American Hats

There is an argument to be made that the cancellation of President Bush’s speech, and reduction of the convention to only the minimal elements yesterday can be seen as a positive to McCain’s campaign. McCain no longer has to worry about yet another connection to the Bush Administration, and in prime time no less. However, I’m not one to make that argument, I’ll leave that to NBC’s Mark Murray. Instead I pose that Hurricane Gustav doesn’t help McCain by hiding President Bush, but rather allows McCain and the GOP an opportunity to show that they can lead America, that they have learned from mistakes of the past and that they offer more than just more of the same.

Part of experience is making mistakes, and then learning from those mistakes. The biggest failure of President Bush’s second term was Hurricane Katrina. Yes, government at all levels failed, but the buck stops with the President, and his administration took most of the blame. Contrast the events of Katrina to now. Government was ready at all levels, the warning was timely, New Orleans was evacuated properly and FEMA and the National Guard are providing the assistance that is needed. If anything the reaction was almost overkill, but it’s better to be extra cautious than not prepared at all. Mistakes were made in the past, but the same mistakes are not being made today.

John McCain doesn’t gain from the cancellation of President Bush’s speech at the Republican National Convention. John McCain gains by President Bush acting as a President and leader while visiting the Gulf region of Texas in preparation for the storm. John McCain gains from President Bush learning from past mistakes.

John McCain was given the opportunity to visit the Gulf region in Mississippi at the behest of Governor Haley Barbour. While Senator Obama sat on a temporarily suspended campaign trail worrying about getting in the way, John McCain was on the ground boosting moral, taking in the situation, showing leadership and acting Presidential. It is questionable that his involvement helped, but the impression was made, John McCain was there, he cared, he was ready to lead.

The GOP may have lost a day of their convention, a day of speeches and words, but they gained a day of action and resolve. While the Democratic Convention was four days of extravagance and partisanship, the Republican Convention quickly and quietly went about the necessary proceedings and showed an outward message of unity, giving aid and standing strong in the face of potential disaster. They lost a day of attacking Senator Obama, but gained a day of showing that when emergency strikes, the Republicans are ready and willing.

Laura Bush addressed the delegates at the convention asking for aid and help in the relief efforts. Partisanship was put aside, at least temporarily. Cindy McCain joined the First Lady on the stage and spoke, “This is a time when we take off our Republican hats and put on our American hats.”

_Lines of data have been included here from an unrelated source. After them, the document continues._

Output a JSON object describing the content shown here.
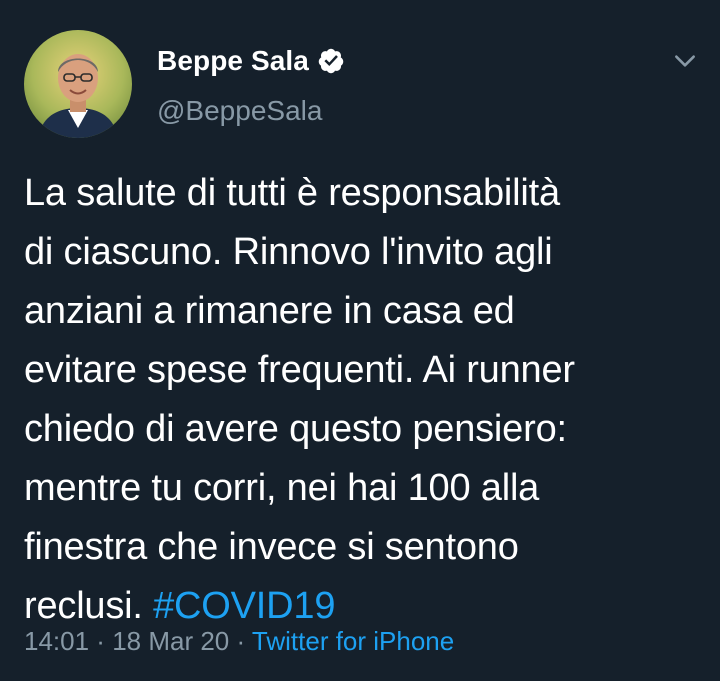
{
  "author": {
    "display_name": "Beppe Sala",
    "handle": "@BeppeSala",
    "verified": true,
    "avatar_icon": "profile-photo"
  },
  "tweet": {
    "lines": [
      "La salute di tutti è responsabilità",
      "di ciascuno. Rinnovo l'invito agli",
      "anziani a rimanere in casa ed",
      "evitare spese frequenti. Ai runner",
      "chiedo di avere questo pensiero:",
      "mentre tu corri, nei hai 100 alla",
      "finestra che invece si sentono"
    ],
    "last_line_prefix": "reclusi. ",
    "hashtag": "#COVID19"
  },
  "meta": {
    "time": "14:01",
    "separator_1": " · ",
    "date": "18 Mar 20",
    "separator_2": " · ",
    "source": "Twitter for iPhone"
  },
  "icons": {
    "verified_badge": "verified-badge-icon",
    "menu_caret": "chevron-down-icon"
  },
  "colors": {
    "background": "#15202b",
    "text": "#ffffff",
    "secondary": "#8899a6",
    "accent": "#1da1f2"
  }
}
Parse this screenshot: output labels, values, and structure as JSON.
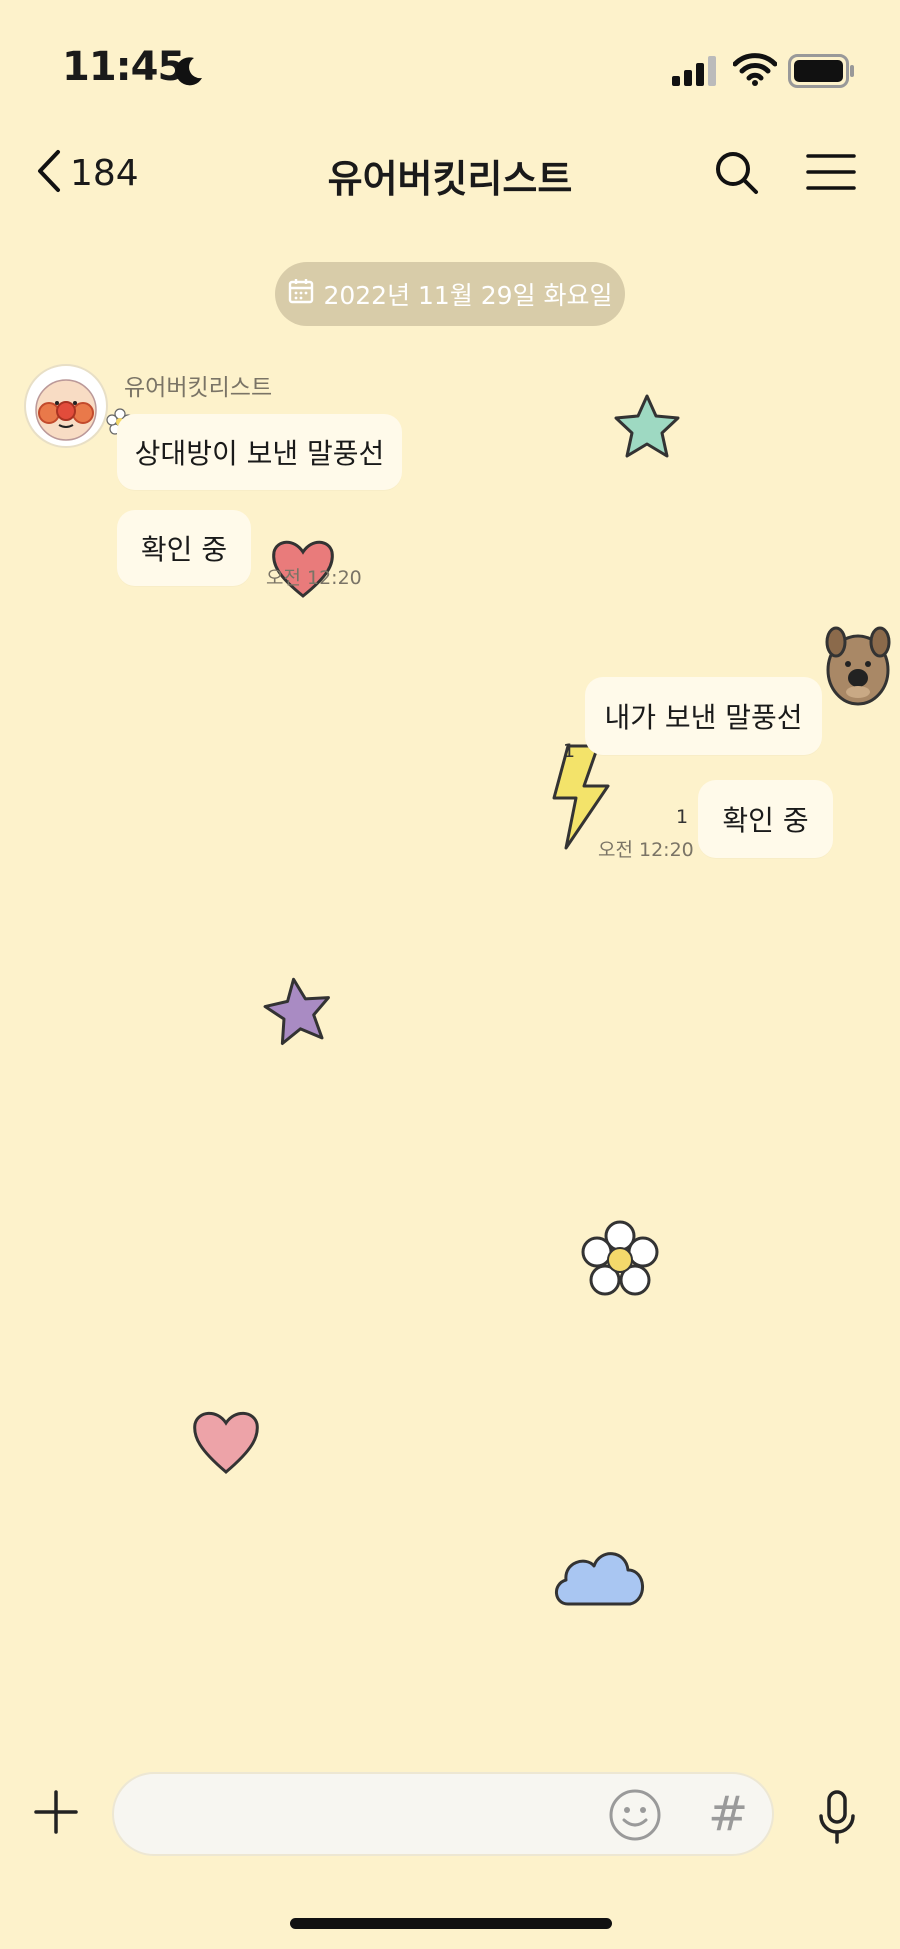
{
  "status_bar": {
    "time": "11:45",
    "moon_icon": "moon-icon",
    "signal_icon": "cellular-signal-icon",
    "wifi_icon": "wifi-icon",
    "battery_icon": "battery-icon"
  },
  "nav": {
    "back_icon": "chevron-left-icon",
    "back_count": "184",
    "title": "유어버킷리스트",
    "search_icon": "search-icon",
    "menu_icon": "hamburger-menu-icon"
  },
  "date_divider": {
    "icon": "calendar-icon",
    "label": "2022년 11월 29일 화요일"
  },
  "messages": {
    "incoming": {
      "sender": "유어버킷리스트",
      "bubbles": [
        "상대방이 보낸 말풍선",
        "확인 중"
      ],
      "time": "오전 12:20"
    },
    "outgoing": {
      "bubbles": [
        "내가 보낸 말풍선",
        "확인 중"
      ],
      "read_counts": [
        "1",
        "1"
      ],
      "time": "오전 12:20"
    }
  },
  "input_bar": {
    "plus_icon": "plus-icon",
    "placeholder": "",
    "emoji_icon": "emoji-icon",
    "hashtag_label": "#",
    "mic_icon": "microphone-icon"
  },
  "colors": {
    "background": "#FDF2CB",
    "bubble": "#FFFAEA",
    "date_pill": "#D8CCA9"
  }
}
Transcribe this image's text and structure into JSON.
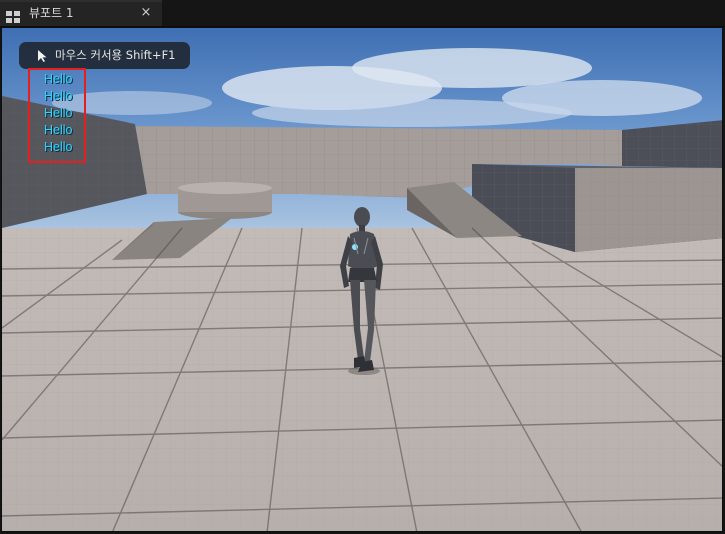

Hurricane Gustav may have dampened the festivities of the Convention, but it provided the opportunity for John McCain and his fellow Republicans to show America that they have learned from the mistakes of that past and that they are ready to lead America now and in the future. That opportunity was worth more than a thousand speeches or a month of conventions.